If the community was convinced there was a vampire among them or if there had been reports of attacks in the near communities, search parties would be dispensed to the graveyard.
The idea may seam far off to some, but we`re not referring to gatherings similar to those presented in the movies [in “angry torch-carrying mob” scenes].
One cannot fully understand the emotions that drove the peasants back then… grief over loving someone [remember that usually the family members were present during the ritualistic eradication of the so called vampires], fear over losing another family member, confusion and impossibility to go against the majority.
Since it was believed that vampires have the ability to hypnotize the caretakers into protecting them during the day – when the vampire is confined to his coffin, if the gravediggers were protective of several graves, those were scrutinized first.

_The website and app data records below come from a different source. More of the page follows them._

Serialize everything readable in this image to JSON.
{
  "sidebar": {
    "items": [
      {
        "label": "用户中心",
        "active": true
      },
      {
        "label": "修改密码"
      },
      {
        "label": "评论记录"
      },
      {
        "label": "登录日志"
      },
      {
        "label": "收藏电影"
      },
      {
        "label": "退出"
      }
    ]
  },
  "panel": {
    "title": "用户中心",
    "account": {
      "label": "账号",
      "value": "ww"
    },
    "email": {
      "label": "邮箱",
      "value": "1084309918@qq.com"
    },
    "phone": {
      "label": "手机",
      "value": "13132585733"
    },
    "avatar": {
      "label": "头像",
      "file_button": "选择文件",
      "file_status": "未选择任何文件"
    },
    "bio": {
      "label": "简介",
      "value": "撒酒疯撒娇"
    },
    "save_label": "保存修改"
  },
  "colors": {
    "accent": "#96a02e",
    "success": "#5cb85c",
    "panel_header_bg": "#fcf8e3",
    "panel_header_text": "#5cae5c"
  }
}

§ In the case of a careful inspection at the cemetery, the following were considered proof of vampirism:
– holes in the ground
– disarranged dirt on and around the grave
– unusual [dens] fog, especially at nightfall
– scratches on the tomb stones
– fallen and/or dismantled crosses
– tracks on remote or auxiliary exits from the cemetery
– sounds similar to sighs herd from inside the graves during sunset
– strange animal behavior, such as: birds not singing, dogs barking and refusing to enter the cemetery, geese get restless around certain tombs, horses refuse to advance towards certain graves.
§ When opening a coffin, people would look out for:
– eyes and/or mouth open
– unusually pale or reddish face
– teeth or fangs that are larger than normal [not necessarily sharp]
– bloated body [people assumed it was due to the drinking of blood]
– hair longer that at the burial
– long and/or transparent fingernails
– flexible extremities
– lack of decomposition
– blood around the mouth and/or in the coffin
– white liver [when removed]